In response to:

Sex, Lies, and Social Science from the April 20, 1995 issue

To the Editors:

Richard Lewontin’s comments on Edward Lauman, et al., The Social Organization of Sexuality [NYR, May 11, 1995] propose to shut off the study of sex in real life because it can only be studied through words, and people lie. His prime example is that men and women report different total numbers of heterosexual sex acts, sex partners, and the like. What is striking about this fact is that it pervades all social groups, all ideologies of what sex is for and who are legitimate partners, cohorts raised before and after the sexual revolution, and those in married and unmarried statuses.

The hypothesis that all these conditions produce sex differences of the same kind in the tendency to lie to sympathetic interviews is a deep and radical, and very unlikely, hypothesis. They lie in the same way regardless of what they think is right and defensible, of very different numbers of new partners, of different frequencies of sex, or of different marital status. What is reasonably clear then is that even the perception of a sex act is socially shaped, and genders define sex differently, so the basic argument of Lauman et al. extends even to Lewontin’s criticisms.

There are three main ways in the United States of defining intimate social activity between men and women as sex acts: male orgasms, penetration, and states of high sexual excitement. Women are from the beginning taught to think of male orgasms as risks of pregnancy, and that makes many things defined as orgasms by males irrelevant and insignificant. Men are taught that orgasms are goals, feelings, and ejaculations.

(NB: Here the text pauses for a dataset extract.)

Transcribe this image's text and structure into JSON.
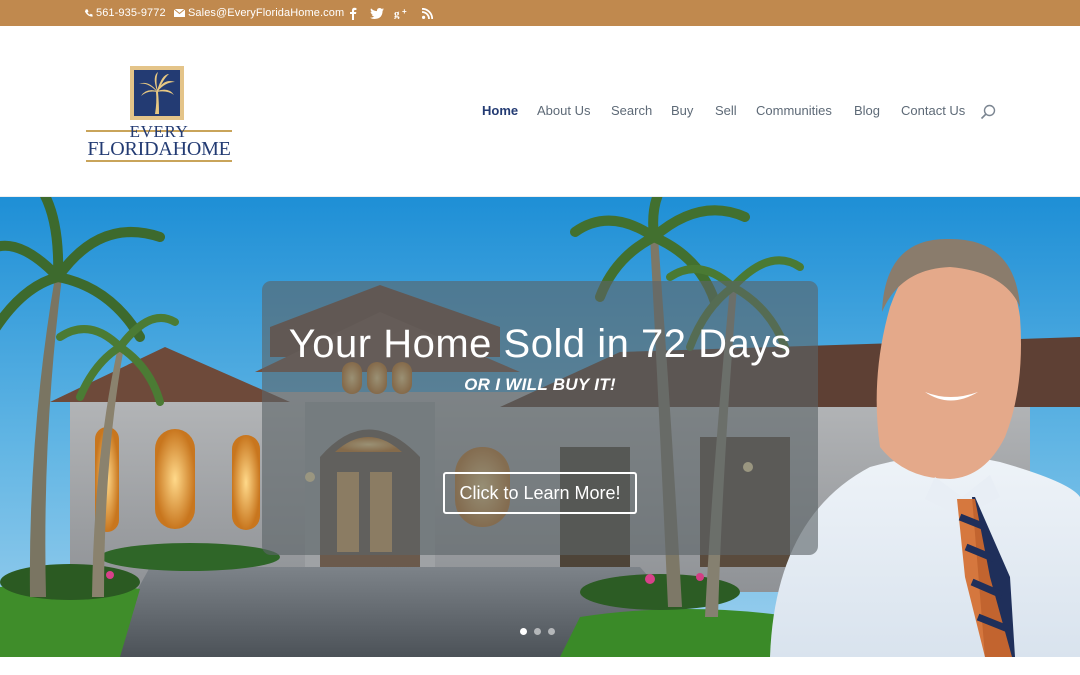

It would be very unusual to come to the same number of sex acts using such different frameworks for what is a significant and memorable male orgasm.

Similarly men are taught generally to collapse penetration, sexual excitement, and orgasm together, because penetration is very difficult without excitement, and most penetrations result in male orgasms (this turns out not to be so obvious, for a small number of sex acts do not produce male orgasms, according to the data). Women are taught that one can have sex without excitement, and many penetrations (as the data show) do not produce female orgasms, and many of the male ones are not especially significant to women. When the degree of overlap of the main criteria for a sex act, as socially defined, is very different for the two sexes, it would be very unusual for them to count the same way. Given these gender-specific cultural definitions, many more patterns of activity are likely to be seen as “essentially penetration” by men than women, and many more states of sexual excitement leading to male orgasm are likely to be seen as “having sex” by men than by women.

In short, a science confronted by an anomaly is not supposed to give up, but to develop a theory of it. The common sense theory that people lie to strangers about intimate things does not predict the ubiquity of the anomaly of the sex difference across situations that ought to produce variations under that theory, that is a particularly bad ground for just forgetting all about it. Ubiquity suggests that the phenomenon is fundamental, and thus ubiquity calls for a theory.

The theory that people lie to make a good impression on interviewers has not proved very fruitful in social science. The difficulty seems to be that nearly everyone thinks it is quite justified to be what they are. They are willing to explain to strangers that justification, if the strangers look as if they are listening. Imagine a Southern Baptist woman believing premarital sex to be a sin making up sins so that her premarital sexual history will be reputably large (in fact Baptists have as much premarital sex as other people, according to Lauman, et al.). Her Southern Baptist husband does the same, because he doesn’t think his religion is as important as impressing a reputable middle class interviewer from National Opinion Research Center. But the woman reduces her imaginary sins, or the man exaggerates his imaginary sins, or both, so that they look reputably far apart. Invent another theory; this one doesn’t fly.

Lewontin needs to look into his own science’s history to see how anomaly is better theorized about than ignored; that’s where the advance of science comes from.

Arthur L. Stinchcombe
Department of Sociology
Northwestern University
Evanston, Illinois

This Issue

June 8, 1995